Data about app and page elements
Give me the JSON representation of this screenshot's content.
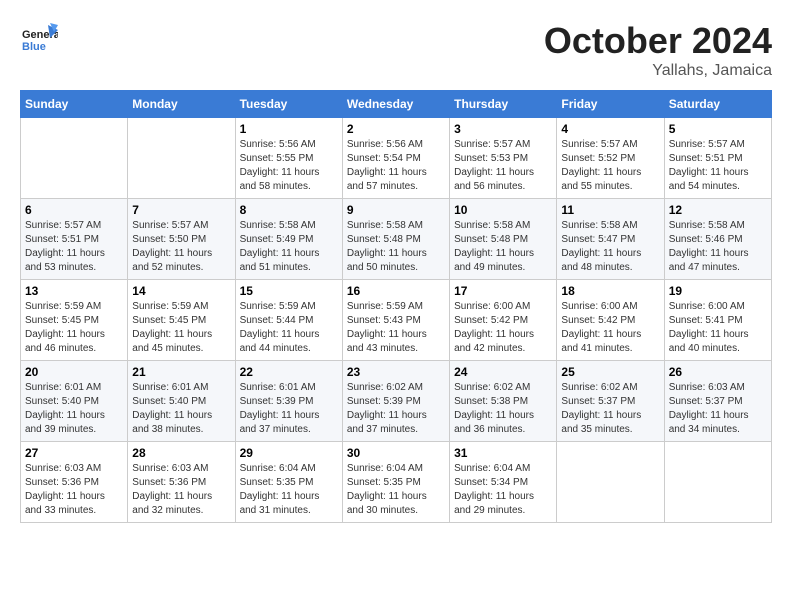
{
  "header": {
    "logo_general": "General",
    "logo_blue": "Blue",
    "month": "October 2024",
    "location": "Yallahs, Jamaica"
  },
  "weekdays": [
    "Sunday",
    "Monday",
    "Tuesday",
    "Wednesday",
    "Thursday",
    "Friday",
    "Saturday"
  ],
  "weeks": [
    [
      {
        "day": "",
        "info": ""
      },
      {
        "day": "",
        "info": ""
      },
      {
        "day": "1",
        "info": "Sunrise: 5:56 AM\nSunset: 5:55 PM\nDaylight: 11 hours and 58 minutes."
      },
      {
        "day": "2",
        "info": "Sunrise: 5:56 AM\nSunset: 5:54 PM\nDaylight: 11 hours and 57 minutes."
      },
      {
        "day": "3",
        "info": "Sunrise: 5:57 AM\nSunset: 5:53 PM\nDaylight: 11 hours and 56 minutes."
      },
      {
        "day": "4",
        "info": "Sunrise: 5:57 AM\nSunset: 5:52 PM\nDaylight: 11 hours and 55 minutes."
      },
      {
        "day": "5",
        "info": "Sunrise: 5:57 AM\nSunset: 5:51 PM\nDaylight: 11 hours and 54 minutes."
      }
    ],
    [
      {
        "day": "6",
        "info": "Sunrise: 5:57 AM\nSunset: 5:51 PM\nDaylight: 11 hours and 53 minutes."
      },
      {
        "day": "7",
        "info": "Sunrise: 5:57 AM\nSunset: 5:50 PM\nDaylight: 11 hours and 52 minutes."
      },
      {
        "day": "8",
        "info": "Sunrise: 5:58 AM\nSunset: 5:49 PM\nDaylight: 11 hours and 51 minutes."
      },
      {
        "day": "9",
        "info": "Sunrise: 5:58 AM\nSunset: 5:48 PM\nDaylight: 11 hours and 50 minutes."
      },
      {
        "day": "10",
        "info": "Sunrise: 5:58 AM\nSunset: 5:48 PM\nDaylight: 11 hours and 49 minutes."
      },
      {
        "day": "11",
        "info": "Sunrise: 5:58 AM\nSunset: 5:47 PM\nDaylight: 11 hours and 48 minutes."
      },
      {
        "day": "12",
        "info": "Sunrise: 5:58 AM\nSunset: 5:46 PM\nDaylight: 11 hours and 47 minutes."
      }
    ],
    [
      {
        "day": "13",
        "info": "Sunrise: 5:59 AM\nSunset: 5:45 PM\nDaylight: 11 hours and 46 minutes."
      },
      {
        "day": "14",
        "info": "Sunrise: 5:59 AM\nSunset: 5:45 PM\nDaylight: 11 hours and 45 minutes."
      },
      {
        "day": "15",
        "info": "Sunrise: 5:59 AM\nSunset: 5:44 PM\nDaylight: 11 hours and 44 minutes."
      },
      {
        "day": "16",
        "info": "Sunrise: 5:59 AM\nSunset: 5:43 PM\nDaylight: 11 hours and 43 minutes."
      },
      {
        "day": "17",
        "info": "Sunrise: 6:00 AM\nSunset: 5:42 PM\nDaylight: 11 hours and 42 minutes."
      },
      {
        "day": "18",
        "info": "Sunrise: 6:00 AM\nSunset: 5:42 PM\nDaylight: 11 hours and 41 minutes."
      },
      {
        "day": "19",
        "info": "Sunrise: 6:00 AM\nSunset: 5:41 PM\nDaylight: 11 hours and 40 minutes."
      }
    ],
    [
      {
        "day": "20",
        "info": "Sunrise: 6:01 AM\nSunset: 5:40 PM\nDaylight: 11 hours and 39 minutes."
      },
      {
        "day": "21",
        "info": "Sunrise: 6:01 AM\nSunset: 5:40 PM\nDaylight: 11 hours and 38 minutes."
      },
      {
        "day": "22",
        "info": "Sunrise: 6:01 AM\nSunset: 5:39 PM\nDaylight: 11 hours and 37 minutes."
      },
      {
        "day": "23",
        "info": "Sunrise: 6:02 AM\nSunset: 5:39 PM\nDaylight: 11 hours and 37 minutes."
      },
      {
        "day": "24",
        "info": "Sunrise: 6:02 AM\nSunset: 5:38 PM\nDaylight: 11 hours and 36 minutes."
      },
      {
        "day": "25",
        "info": "Sunrise: 6:02 AM\nSunset: 5:37 PM\nDaylight: 11 hours and 35 minutes."
      },
      {
        "day": "26",
        "info": "Sunrise: 6:03 AM\nSunset: 5:37 PM\nDaylight: 11 hours and 34 minutes."
      }
    ],
    [
      {
        "day": "27",
        "info": "Sunrise: 6:03 AM\nSunset: 5:36 PM\nDaylight: 11 hours and 33 minutes."
      },
      {
        "day": "28",
        "info": "Sunrise: 6:03 AM\nSunset: 5:36 PM\nDaylight: 11 hours and 32 minutes."
      },
      {
        "day": "29",
        "info": "Sunrise: 6:04 AM\nSunset: 5:35 PM\nDaylight: 11 hours and 31 minutes."
      },
      {
        "day": "30",
        "info": "Sunrise: 6:04 AM\nSunset: 5:35 PM\nDaylight: 11 hours and 30 minutes."
      },
      {
        "day": "31",
        "info": "Sunrise: 6:04 AM\nSunset: 5:34 PM\nDaylight: 11 hours and 29 minutes."
      },
      {
        "day": "",
        "info": ""
      },
      {
        "day": "",
        "info": ""
      }
    ]
  ]
}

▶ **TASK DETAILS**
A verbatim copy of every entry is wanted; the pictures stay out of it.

▶ **WRITTEN SOLUTION**
Give me the JSON representation of this screenshot's content.
{
  "header": {
    "logo_general": "General",
    "logo_blue": "Blue",
    "month": "October 2024",
    "location": "Yallahs, Jamaica"
  },
  "weekdays": [
    "Sunday",
    "Monday",
    "Tuesday",
    "Wednesday",
    "Thursday",
    "Friday",
    "Saturday"
  ],
  "weeks": [
    [
      {
        "day": "",
        "info": ""
      },
      {
        "day": "",
        "info": ""
      },
      {
        "day": "1",
        "info": "Sunrise: 5:56 AM\nSunset: 5:55 PM\nDaylight: 11 hours and 58 minutes."
      },
      {
        "day": "2",
        "info": "Sunrise: 5:56 AM\nSunset: 5:54 PM\nDaylight: 11 hours and 57 minutes."
      },
      {
        "day": "3",
        "info": "Sunrise: 5:57 AM\nSunset: 5:53 PM\nDaylight: 11 hours and 56 minutes."
      },
      {
        "day": "4",
        "info": "Sunrise: 5:57 AM\nSunset: 5:52 PM\nDaylight: 11 hours and 55 minutes."
      },
      {
        "day": "5",
        "info": "Sunrise: 5:57 AM\nSunset: 5:51 PM\nDaylight: 11 hours and 54 minutes."
      }
    ],
    [
      {
        "day": "6",
        "info": "Sunrise: 5:57 AM\nSunset: 5:51 PM\nDaylight: 11 hours and 53 minutes."
      },
      {
        "day": "7",
        "info": "Sunrise: 5:57 AM\nSunset: 5:50 PM\nDaylight: 11 hours and 52 minutes."
      },
      {
        "day": "8",
        "info": "Sunrise: 5:58 AM\nSunset: 5:49 PM\nDaylight: 11 hours and 51 minutes."
      },
      {
        "day": "9",
        "info": "Sunrise: 5:58 AM\nSunset: 5:48 PM\nDaylight: 11 hours and 50 minutes."
      },
      {
        "day": "10",
        "info": "Sunrise: 5:58 AM\nSunset: 5:48 PM\nDaylight: 11 hours and 49 minutes."
      },
      {
        "day": "11",
        "info": "Sunrise: 5:58 AM\nSunset: 5:47 PM\nDaylight: 11 hours and 48 minutes."
      },
      {
        "day": "12",
        "info": "Sunrise: 5:58 AM\nSunset: 5:46 PM\nDaylight: 11 hours and 47 minutes."
      }
    ],
    [
      {
        "day": "13",
        "info": "Sunrise: 5:59 AM\nSunset: 5:45 PM\nDaylight: 11 hours and 46 minutes."
      },
      {
        "day": "14",
        "info": "Sunrise: 5:59 AM\nSunset: 5:45 PM\nDaylight: 11 hours and 45 minutes."
      },
      {
        "day": "15",
        "info": "Sunrise: 5:59 AM\nSunset: 5:44 PM\nDaylight: 11 hours and 44 minutes."
      },
      {
        "day": "16",
        "info": "Sunrise: 5:59 AM\nSunset: 5:43 PM\nDaylight: 11 hours and 43 minutes."
      },
      {
        "day": "17",
        "info": "Sunrise: 6:00 AM\nSunset: 5:42 PM\nDaylight: 11 hours and 42 minutes."
      },
      {
        "day": "18",
        "info": "Sunrise: 6:00 AM\nSunset: 5:42 PM\nDaylight: 11 hours and 41 minutes."
      },
      {
        "day": "19",
        "info": "Sunrise: 6:00 AM\nSunset: 5:41 PM\nDaylight: 11 hours and 40 minutes."
      }
    ],
    [
      {
        "day": "20",
        "info": "Sunrise: 6:01 AM\nSunset: 5:40 PM\nDaylight: 11 hours and 39 minutes."
      },
      {
        "day": "21",
        "info": "Sunrise: 6:01 AM\nSunset: 5:40 PM\nDaylight: 11 hours and 38 minutes."
      },
      {
        "day": "22",
        "info": "Sunrise: 6:01 AM\nSunset: 5:39 PM\nDaylight: 11 hours and 37 minutes."
      },
      {
        "day": "23",
        "info": "Sunrise: 6:02 AM\nSunset: 5:39 PM\nDaylight: 11 hours and 37 minutes."
      },
      {
        "day": "24",
        "info": "Sunrise: 6:02 AM\nSunset: 5:38 PM\nDaylight: 11 hours and 36 minutes."
      },
      {
        "day": "25",
        "info": "Sunrise: 6:02 AM\nSunset: 5:37 PM\nDaylight: 11 hours and 35 minutes."
      },
      {
        "day": "26",
        "info": "Sunrise: 6:03 AM\nSunset: 5:37 PM\nDaylight: 11 hours and 34 minutes."
      }
    ],
    [
      {
        "day": "27",
        "info": "Sunrise: 6:03 AM\nSunset: 5:36 PM\nDaylight: 11 hours and 33 minutes."
      },
      {
        "day": "28",
        "info": "Sunrise: 6:03 AM\nSunset: 5:36 PM\nDaylight: 11 hours and 32 minutes."
      },
      {
        "day": "29",
        "info": "Sunrise: 6:04 AM\nSunset: 5:35 PM\nDaylight: 11 hours and 31 minutes."
      },
      {
        "day": "30",
        "info": "Sunrise: 6:04 AM\nSunset: 5:35 PM\nDaylight: 11 hours and 30 minutes."
      },
      {
        "day": "31",
        "info": "Sunrise: 6:04 AM\nSunset: 5:34 PM\nDaylight: 11 hours and 29 minutes."
      },
      {
        "day": "",
        "info": ""
      },
      {
        "day": "",
        "info": ""
      }
    ]
  ]
}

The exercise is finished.